Both moves were – and I’d imagine already are – the stuff of legend. To the point where, in my humble opinion, ‘the steward’ or ‘stewards’ of the meeting (or whoever it was that made the Manfeild decision) should have gone down and shaken Marcus’ hand and told him ‘job well done.’
Instead – inexplicably and unforgivably (again this is just my opinion, you are welcome to agree or disagree with it) – the bugger/s slapped him with just enough of a time penalty to deny him of his on-the-road victory and the NZGP trophy, title and general kudos that goes with it.
It was such a pissy little penalty too. If Marcus’ move was deemed by those who – apparently – know about these things, to be so mad, bad or dangerous that it demanded some sort of official response, why didn’t they call him into the pits for a drive-through, or DQ him immediately afterwards and levy a big fine?
They didn’t because – again this is only my opinion – 1) Marcus completed the pass safely without hindering Liam…..and 2) It was Liam’s call to either accept that Marcus had got the better of him and tuck in behind, or keep his foot hard up it and take to the grass and whatever consequences that might entail.
Had it been Liam making the pass and Marcus making the same call not to yield my opinion would be the same. So it’s nothing personal. In fact, when asked about the ‘incident’ on TV, Liam said he would have done exactly the same thing had he been in Marcus’s shoes….
Because, though ultra-aggressive in its nature, from where I was standing I’m adamant that Marcus had already completed the pass when he took the second part of the infield complex (the flick from left to right) and simply took the optimum line because it was ‘his’ corner, rather than from any desire to ‘run Liam out of road.’
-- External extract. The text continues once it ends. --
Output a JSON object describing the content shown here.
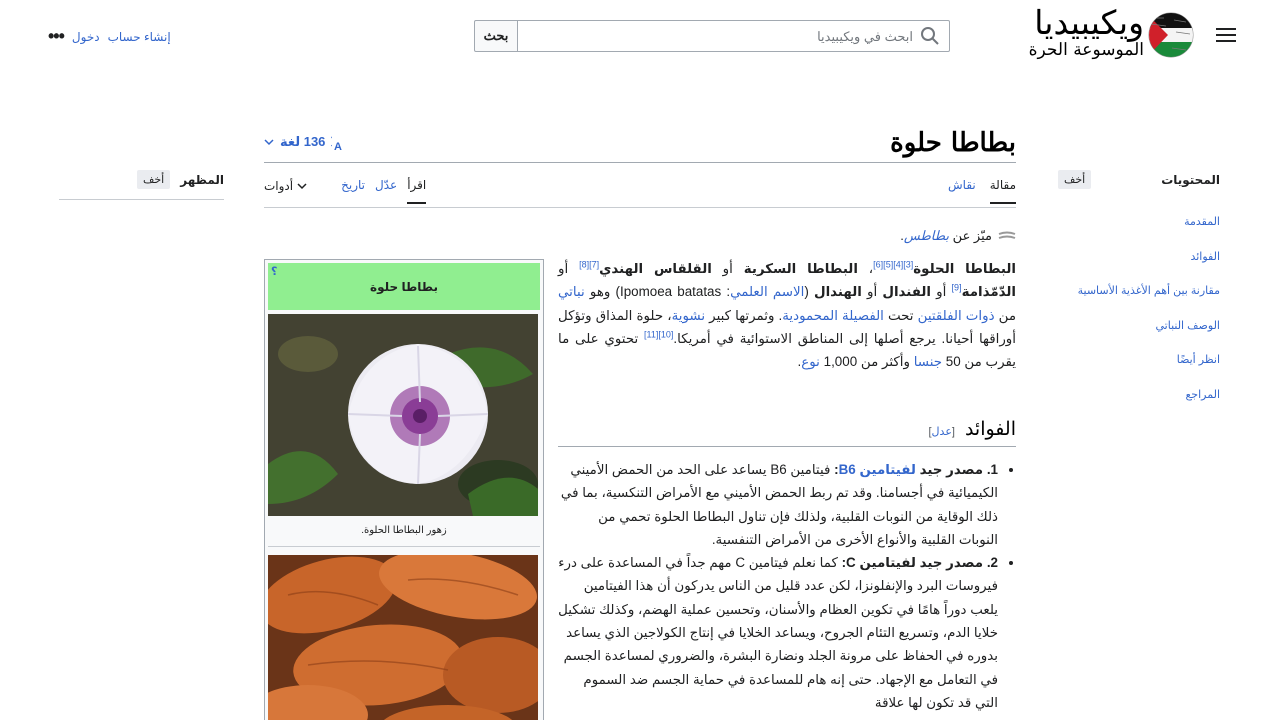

The last thing I want to do, however, is take a side and create one of those silly little ‘he-said/she-said spats’ so loved by those who live their lives vicariously via social media.
In fact, all I really wanted to do in my column this week was expand on comments I made in my ‘Best game/sport in town’ column a fortnight ago.
The Castrol TRS round at the recent NZ Motor Cup meeting at Hampton Downs provided some of the best, most enthralling and with it most engaging ‘racing’ any fan – any sports enthusiast for that matter – could ask for.
I’m sure it’s been the same in other TRS series over the years as well. It just seems so much more real when, whatever the final result, the pair of aces in the 2019 pack are two young Kiwis…..both destined, obviously, for greater things!